Sheriff John W. Hawkins, 47, of Philipi, pleaded guilty in U.S. District Court in Elkins to a felony Information charging him with mail fraud, U.S. Attorney William Ihlenfeld said.

Hawkins admitted he drove his 2004 GMC Envoy off the road and hit a tree April 13 and then, with the assistance of one of his deputies, fabricated a report and filed a claim with Nationwide Insurance Co. Nationwide paid him $8,262.65 for damages.

A review of the claim file, however, revealed inconsistencies, Ihlenfeld said. Photos taken by the insurance adjuster and information from the vehicle's data recorder contradicted Hawkins' version of events and witnesses familiar with the scheme also advised investigators that Hawkins' had lied, Ihlenfeld said.

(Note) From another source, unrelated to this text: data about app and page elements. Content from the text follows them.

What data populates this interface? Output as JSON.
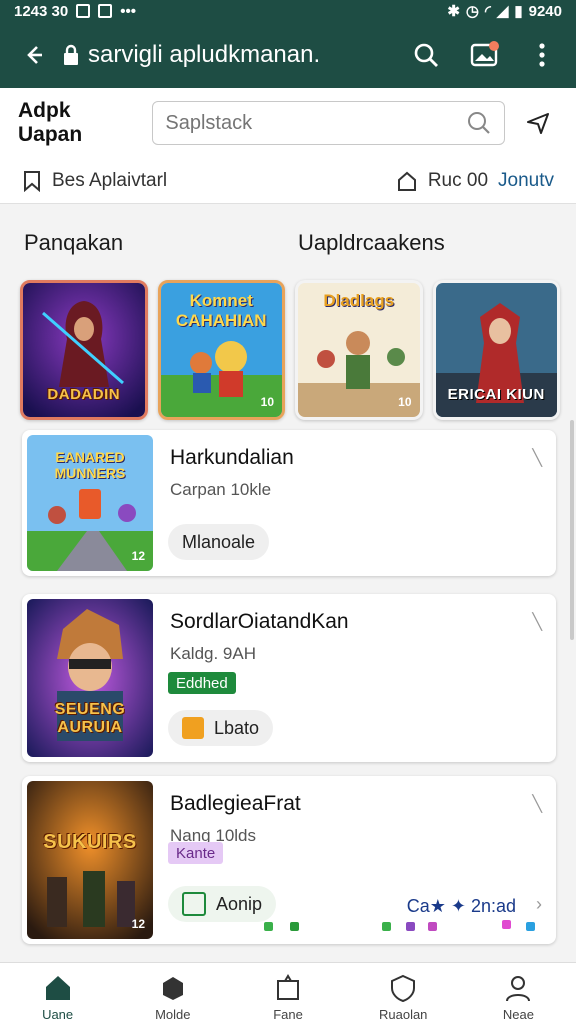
{
  "status_bar": {
    "time": "1243 30",
    "right_text": "9240"
  },
  "app_bar": {
    "title": "sarvigli apludkmanan."
  },
  "header": {
    "label": "Adpk Uapan",
    "search_placeholder": "Saplstack"
  },
  "filter_row": {
    "left_label": "Bes  Aplaivtarl",
    "right_label": "Ruc 00",
    "right_accent": "Jonutv"
  },
  "tabs": [
    {
      "label": "Panqakan"
    },
    {
      "label": "Uapldrcaakens"
    }
  ],
  "featured_games": [
    {
      "name": "DADADIN",
      "top": "",
      "badge": ""
    },
    {
      "name": "",
      "top": "Komnet CAHAHIAN",
      "badge": "10"
    },
    {
      "name": "",
      "top": "Dladlags",
      "badge": "10"
    },
    {
      "name": "ERICAI KIUN",
      "top": "",
      "badge": ""
    }
  ],
  "cards": [
    {
      "title": "Harkundalian",
      "subtitle": "Carpan 10kle",
      "chip": "",
      "pill": "Mlanoale",
      "thumb_text": "EANARED MUNNERS",
      "thumb_badge": "12"
    },
    {
      "title": "SordlarOiatandKan",
      "subtitle": "Kaldg. 9AH",
      "chip": "Eddhed",
      "pill": "Lbato",
      "thumb_text": "SEUENG AURUIA",
      "thumb_badge": ""
    },
    {
      "title": "BadlegieaFrat",
      "subtitle": "Nang 10lds",
      "chip": "Kante",
      "pill": "Aonip",
      "thumb_text": "SUKUIRS",
      "thumb_badge": "12",
      "promo": "Ca★ ✦ 2n:ad"
    }
  ],
  "bottom_nav": [
    {
      "label": "Uane",
      "icon": "home-icon",
      "active": true
    },
    {
      "label": "Molde",
      "icon": "cube-icon",
      "active": false
    },
    {
      "label": "Fane",
      "icon": "tag-icon",
      "active": false
    },
    {
      "label": "Ruaolan",
      "icon": "shield-icon",
      "active": false
    },
    {
      "label": "Neae",
      "icon": "person-icon",
      "active": false
    }
  ],
  "colors": {
    "app_bar": "#1e4d44",
    "accent_green": "#1e8a3c",
    "chip_green": "#1e8a3c",
    "chip_purple": "#e5c9f5",
    "tile_border_1": "#e07a5f",
    "tile_border_2": "#e8a35a"
  }
}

Authorities said Hawkins used the U.S. mail to file the fraudulent claim. He also used his official Barbour County email account to communicate with Nationwide regarding the false claim.

"The defendant used his position as sheriff to take advantage of the insurance claims process and to receive a substantial financial benefit," Ihlenfeld said. "The false accident report that he ordered his deputy to create helped to substantiate his claim, as did the fact that he was a law enforcement officer himself. By abusing the authority of his position Sheriff Hawkins violated the trust that the citizens of Barbour County placed in him when he was elected."

As part of his plea agreement, Hawkins must make full restitution to Nationwide. He also was required to resign as sheriff, to relinquish his West Virginia Law Enforcement Certification, and to agree to never again serve as a law enforcement officer.

In return, the U.S. Attorney's Office agreed not to pursue other investigations into Hawkins' conduct, including his alleged mishandling of an estate in his official capacity as sheriff, allegations of missing funds from the sheriff's tax office and potential civil rights violations.

The investigation into others who may have been involved in the scheme is ongoing, Ihlenfeld said.

Hawkins faces up to 20 years in prison and a fine of up to $250,000 when he is sentenced. Under the Federal Sentencing Guidelines the actual sentence imposed will be based upon the seriousness of the offense and his prior criminal history, if any.

This case was prosecuted by Assistant U.S. Attorney John C. Parr and investigated by the U.S. Attorney's Office Public Corruption Unit. Agents and officers from the Federal Bureau of Investigation and the West Virginia State Police led the inquiry. Assistance was provided by the West Virginia Insurance Commission, Fraud Investigations Division.